The performances here are about as impressive as we’ve come to expect from a Star Wars movie. Hayden Christensen plays Anakin as a cocky, whiny, overly ambitious young adult, which I guess should be expected from the future Darth Vader. He’s effective enough, even if a few of his lines come across more mumbled and incoherent than quiet and antagonistic. Natalie Portman shows much more conviction and heart here than her dull, monotonous performance in The Phantom Menace. Christopher Lee makes a late appearance as the traitorous Count Dooku, and with this and The Fellowship of the Ring, he shows that he’s great at that susceptible-to-the-dark-side type of character. Samuel L. Jackson gets a much-deserved bigger part than before. The show-stealer, though, is McGregor who showed subtle traces of Alec Guinness’ portrayal of Obi-Wan in The Phantom Menace, but here takes it head on to great effect. McGregor is slowly but surely fleshing out this character to the place we find him at the beginning of Star Wars.

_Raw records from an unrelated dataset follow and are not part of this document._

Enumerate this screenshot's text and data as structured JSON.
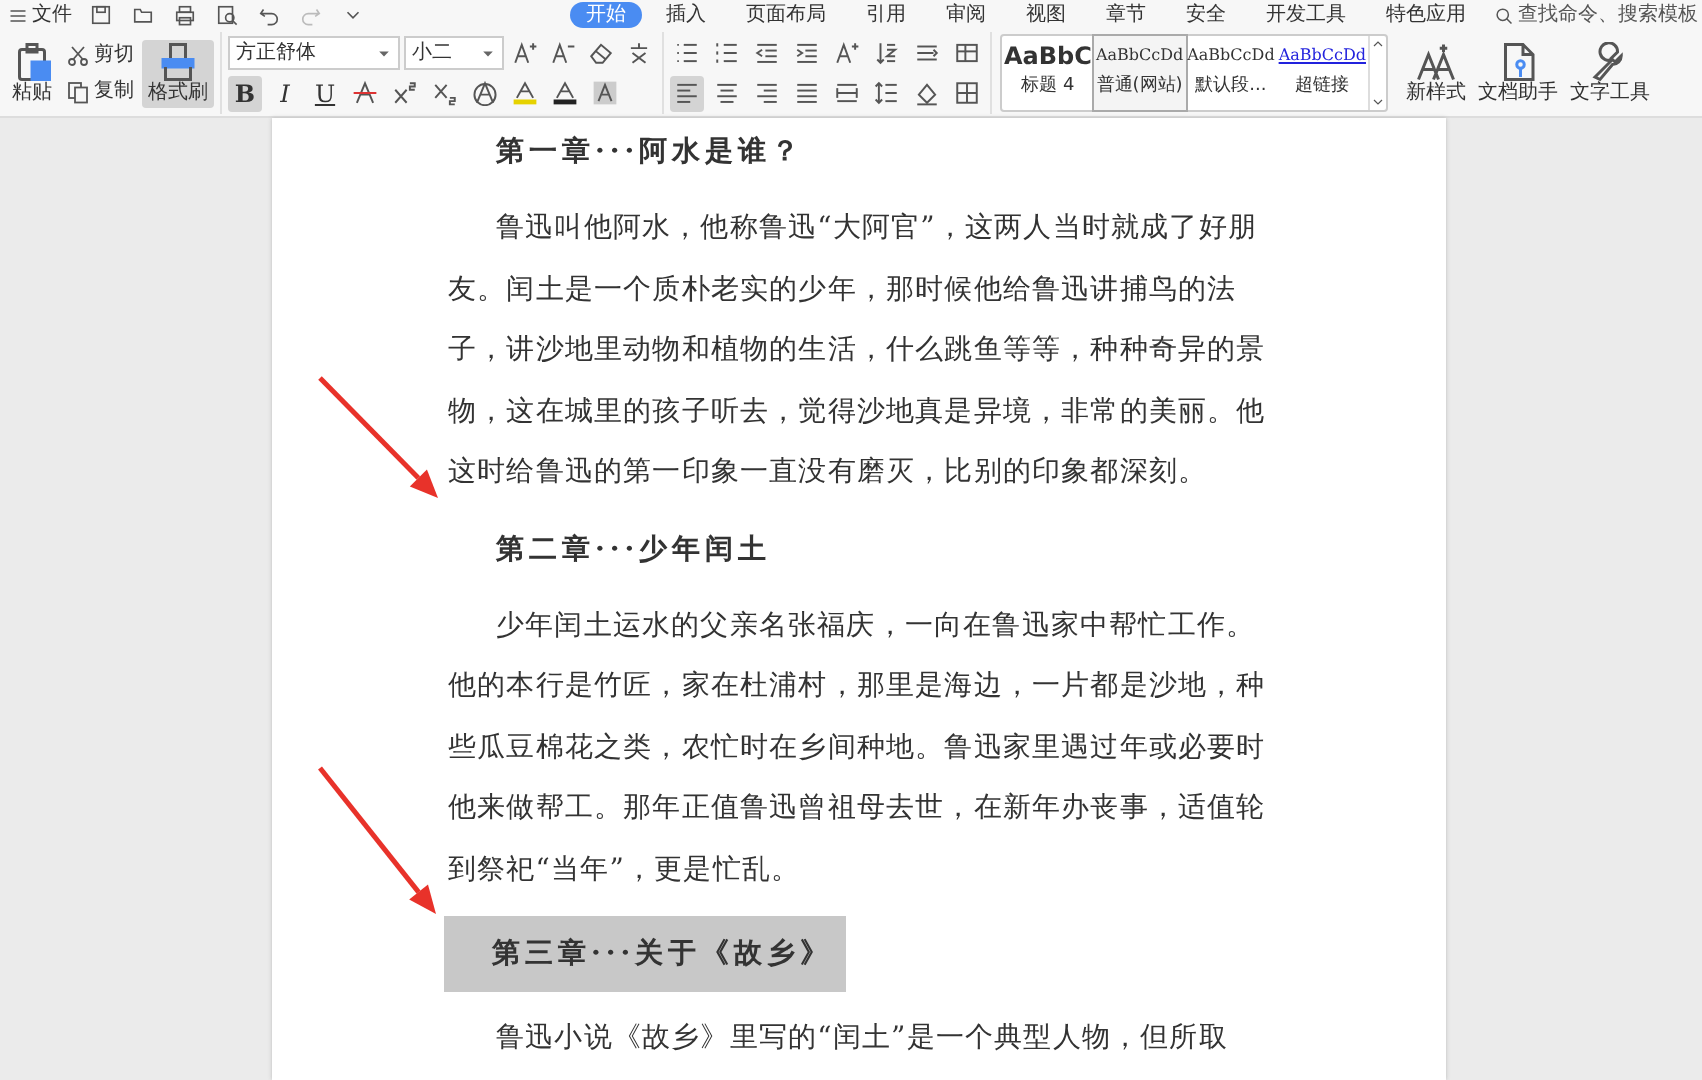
{
  "menu": {
    "file": "文件",
    "tabs": [
      {
        "label": "开始",
        "selected": true
      },
      {
        "label": "插入",
        "selected": false
      },
      {
        "label": "页面布局",
        "selected": false
      },
      {
        "label": "引用",
        "selected": false
      },
      {
        "label": "审阅",
        "selected": false
      },
      {
        "label": "视图",
        "selected": false
      },
      {
        "label": "章节",
        "selected": false
      },
      {
        "label": "安全",
        "selected": false
      },
      {
        "label": "开发工具",
        "selected": false
      },
      {
        "label": "特色应用",
        "selected": false
      }
    ],
    "search": {
      "placeholder": "查找命令、搜索模板"
    }
  },
  "clipboard": {
    "paste": "粘贴",
    "cut": "剪切",
    "copy": "复制",
    "format_painter": {
      "label": "格式刷",
      "active": true
    }
  },
  "font": {
    "family": "方正舒体",
    "size": "小二",
    "tools": [
      {
        "kind": "bold",
        "label": "B",
        "active": true
      },
      {
        "kind": "italic",
        "label": "I",
        "active": false
      },
      {
        "kind": "underline",
        "label": "U",
        "active": false
      },
      {
        "kind": "strike",
        "active": false
      },
      {
        "kind": "superscript",
        "active": false
      },
      {
        "kind": "subscript",
        "active": false
      },
      {
        "kind": "outline",
        "active": false
      },
      {
        "kind": "highlight",
        "active": false
      },
      {
        "kind": "color",
        "active": false
      },
      {
        "kind": "shade",
        "active": false
      }
    ]
  },
  "paragraph": {
    "tools": [
      {
        "kind": "align-left",
        "active": true
      },
      {
        "kind": "align-center",
        "active": false
      },
      {
        "kind": "align-right",
        "active": false
      },
      {
        "kind": "justify",
        "active": false
      },
      {
        "kind": "distribute",
        "active": false
      },
      {
        "kind": "line-spacing",
        "active": false
      },
      {
        "kind": "shading",
        "active": false
      },
      {
        "kind": "borders",
        "active": false
      }
    ]
  },
  "styles": [
    {
      "preview": "AaBbC",
      "label": "标题 4",
      "kind": "heading",
      "selected": false
    },
    {
      "preview": "AaBbCcDd",
      "label": "普通(网站)",
      "kind": "normal",
      "selected": true
    },
    {
      "preview": "AaBbCcDd",
      "label": "默认段...",
      "kind": "normal",
      "selected": false
    },
    {
      "preview": "AaBbCcDd",
      "label": "超链接",
      "kind": "link",
      "selected": false
    }
  ],
  "actions": {
    "new_style": "新样式",
    "doc_assistant": "文档助手",
    "text_tools": "文字工具"
  },
  "document": [
    {
      "kind": "heading",
      "text": "第一章···阿水是谁？",
      "highlighted": false
    },
    {
      "kind": "paragraph",
      "text": "鲁迅叫他阿水，他称鲁迅“大阿官”，这两人当时就成了好朋友。闰土是一个质朴老实的少年，那时候他给鲁迅讲捕鸟的法子，讲沙地里动物和植物的生活，什么跳鱼等等，种种奇异的景物，这在城里的孩子听去，觉得沙地真是异境，非常的美丽。他这时给鲁迅的第一印象一直没有磨灭，比别的印象都深刻。"
    },
    {
      "kind": "heading",
      "text": "第二章···少年闰土",
      "highlighted": false
    },
    {
      "kind": "paragraph",
      "text": "少年闰土运水的父亲名张福庆，一向在鲁迅家中帮忙工作。他的本行是竹匠，家在杜浦村，那里是海边，一片都是沙地，种些瓜豆棉花之类，农忙时在乡间种地。鲁迅家里遇过年或必要时他来做帮工。那年正值鲁迅曾祖母去世，在新年办丧事，适值轮到祭祀“当年”，更是忙乱。"
    },
    {
      "kind": "heading",
      "text": "第三章···关于《故乡》",
      "highlighted": true
    },
    {
      "kind": "paragraph",
      "text": "鲁迅小说《故乡》里写的“闰土”是一个典型人物，但所取"
    }
  ]
}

Attack of the Clones reassures us that, yes, this is Star Wars in all its capacity. For longtime fans of the series, the film will either spell redemption or disaster, and for casual filmgoers, it will provide in the very least hugely entertaining eye-candy. These facts have been known for some time, though, and I’ll be one to say that Attack of the Clones gave me a sense of excitement and awe akin to the experience of watching a Star Wars movie.
Copyright © 2002 by Mark Dujsik. All rights reserved.